13 September 2003
Show dahlias are like Ascot hats. They come out only for the big occasion. But they got a bad reputation amongst those who care about reputations for being somehow a bit naff and lacking in the subtlety necessary to appeal properly to sophisticated tastes. The truth is probably cruder. Dahlias were considered common and vulgar in the same way that gladioli, hybrid tea roses and hanging baskets are still frowned upon. Nowadays 'Bishop of Llandaff' is allowed within the inner circle of good taste, and perhaps 'Arabian Night', but as exceptions that prove the ghastly rule. This is, of course, pure snobbery, and stupid snobbery at that. For all the democratisation of gardening through television, there is still a ridiculous streak of aspirational snobbery that runs throught too many back gardens. I hate it.
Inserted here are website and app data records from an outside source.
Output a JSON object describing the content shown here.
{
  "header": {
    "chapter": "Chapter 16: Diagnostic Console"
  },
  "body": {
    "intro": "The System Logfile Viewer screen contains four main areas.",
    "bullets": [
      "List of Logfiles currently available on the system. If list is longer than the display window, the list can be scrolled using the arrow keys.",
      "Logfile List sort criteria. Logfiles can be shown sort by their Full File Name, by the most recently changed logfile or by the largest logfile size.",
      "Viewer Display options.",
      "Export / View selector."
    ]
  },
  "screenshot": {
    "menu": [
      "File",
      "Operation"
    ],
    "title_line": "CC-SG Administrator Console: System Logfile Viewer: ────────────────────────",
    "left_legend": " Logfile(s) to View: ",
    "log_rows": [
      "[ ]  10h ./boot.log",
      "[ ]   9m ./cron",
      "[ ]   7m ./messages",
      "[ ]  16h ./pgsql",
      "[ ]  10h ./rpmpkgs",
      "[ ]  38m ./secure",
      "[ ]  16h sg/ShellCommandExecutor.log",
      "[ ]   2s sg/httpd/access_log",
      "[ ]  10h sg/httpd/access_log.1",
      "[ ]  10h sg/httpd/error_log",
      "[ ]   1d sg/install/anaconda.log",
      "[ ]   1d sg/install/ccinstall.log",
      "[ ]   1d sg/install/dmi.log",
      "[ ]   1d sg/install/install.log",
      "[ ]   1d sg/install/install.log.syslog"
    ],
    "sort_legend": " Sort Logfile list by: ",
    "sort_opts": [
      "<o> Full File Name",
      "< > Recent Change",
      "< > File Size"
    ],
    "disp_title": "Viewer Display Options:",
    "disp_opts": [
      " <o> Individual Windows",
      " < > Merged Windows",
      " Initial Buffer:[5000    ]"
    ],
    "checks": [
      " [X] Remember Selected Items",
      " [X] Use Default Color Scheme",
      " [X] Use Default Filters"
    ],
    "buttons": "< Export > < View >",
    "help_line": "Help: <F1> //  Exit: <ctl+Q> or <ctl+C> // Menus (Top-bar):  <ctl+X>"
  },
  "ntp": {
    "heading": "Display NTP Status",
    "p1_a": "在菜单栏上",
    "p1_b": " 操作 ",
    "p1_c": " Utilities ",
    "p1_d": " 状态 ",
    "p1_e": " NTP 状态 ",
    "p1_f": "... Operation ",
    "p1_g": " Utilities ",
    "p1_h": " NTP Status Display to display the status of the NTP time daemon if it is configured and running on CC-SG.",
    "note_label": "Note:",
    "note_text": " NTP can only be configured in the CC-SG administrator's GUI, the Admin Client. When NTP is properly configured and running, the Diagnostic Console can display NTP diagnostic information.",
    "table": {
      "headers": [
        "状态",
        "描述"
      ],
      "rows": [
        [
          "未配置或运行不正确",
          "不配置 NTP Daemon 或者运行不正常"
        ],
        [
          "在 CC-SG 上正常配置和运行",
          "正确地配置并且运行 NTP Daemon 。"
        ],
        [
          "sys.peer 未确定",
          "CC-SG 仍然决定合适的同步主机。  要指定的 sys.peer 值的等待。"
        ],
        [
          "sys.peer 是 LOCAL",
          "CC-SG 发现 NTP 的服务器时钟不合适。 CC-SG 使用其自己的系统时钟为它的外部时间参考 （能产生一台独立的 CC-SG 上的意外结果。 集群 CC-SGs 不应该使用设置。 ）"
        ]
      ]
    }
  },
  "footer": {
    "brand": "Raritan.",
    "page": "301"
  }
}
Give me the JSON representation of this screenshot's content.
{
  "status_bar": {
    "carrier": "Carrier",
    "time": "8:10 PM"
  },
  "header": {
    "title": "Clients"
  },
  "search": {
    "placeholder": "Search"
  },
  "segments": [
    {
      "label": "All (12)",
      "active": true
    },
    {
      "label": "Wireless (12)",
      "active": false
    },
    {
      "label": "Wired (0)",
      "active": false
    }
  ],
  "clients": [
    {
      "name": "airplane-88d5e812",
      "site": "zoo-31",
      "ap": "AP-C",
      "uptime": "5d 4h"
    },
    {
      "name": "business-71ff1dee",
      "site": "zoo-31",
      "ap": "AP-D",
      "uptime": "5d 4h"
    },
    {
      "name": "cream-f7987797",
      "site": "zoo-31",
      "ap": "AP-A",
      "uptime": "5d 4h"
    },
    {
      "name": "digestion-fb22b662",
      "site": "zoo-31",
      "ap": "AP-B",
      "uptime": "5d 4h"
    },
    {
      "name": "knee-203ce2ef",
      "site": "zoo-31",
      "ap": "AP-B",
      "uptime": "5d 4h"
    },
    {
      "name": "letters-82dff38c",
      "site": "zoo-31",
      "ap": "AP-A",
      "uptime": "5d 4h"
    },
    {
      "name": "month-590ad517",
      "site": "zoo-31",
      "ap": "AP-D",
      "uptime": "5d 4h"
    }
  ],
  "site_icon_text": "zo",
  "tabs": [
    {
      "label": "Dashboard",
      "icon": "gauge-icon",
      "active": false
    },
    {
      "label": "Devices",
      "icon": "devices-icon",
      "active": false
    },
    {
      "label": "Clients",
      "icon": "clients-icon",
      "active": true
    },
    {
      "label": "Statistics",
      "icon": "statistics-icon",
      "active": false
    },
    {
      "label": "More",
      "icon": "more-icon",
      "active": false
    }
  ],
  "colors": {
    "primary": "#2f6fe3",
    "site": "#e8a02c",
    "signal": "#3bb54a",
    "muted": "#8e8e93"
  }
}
And I love dahlias. They are undiluted fun. The deep, dark ones are velvety and voluptuous like the inside of a bordello, and the bright, garish pinks, yellows and oranges have the 1950s sumptuous joyfulness of Monroe or Bardot. They come as tight, minimal pompons of flower or clumsy starbursts of petal. They can be childishly simple or mathematically complex. They are busy plants, giving out more energy than almost any other.
Beautifully written, don't you think?
So this is a tribute to those Monroe and Bardot-like dahlias cultivated by a charming man who cut us a bunch and donated a generous-sized butternut squash (which was devilishly hard to carry home with a wriggling, screaming toddler).
If all dahlia growers are as kind and cheery as this gentleman then I say three cheers for dahlias!
As an end-note to this VERY lengthy post I would also like to recommend a wonderful book I have just finished; Barbara Trapido's "Sex and Stravinsky". It is a superb concoction of fairytale and opera written in a brisk and substantial style. Whilst Stravinsky features as a leitmotiv there is virtually no sex to be found so I suppose the title was chosen mostly for its alliteration. I found the style and the storyline whisked me along at almost breakneck speed from Oxford to South Africa. Give it a try if you do not know it already?
I was also delighted to discover that my giveaway gifts found a loving, enthusiastic artist's home . Go see for yourselves as Vanessa has just had these STUNNINGLY beautiful cards of her work printed. I also discovered from her photographs that, by a strange quirk of magic, she has chosen the very same yarn for her Never Not Knitting pattern as I am knitting up right now for another (simpler) Never Not Knitting pattern.
Love to you all and have a peaceful happy week with plenty of time for reading and creating.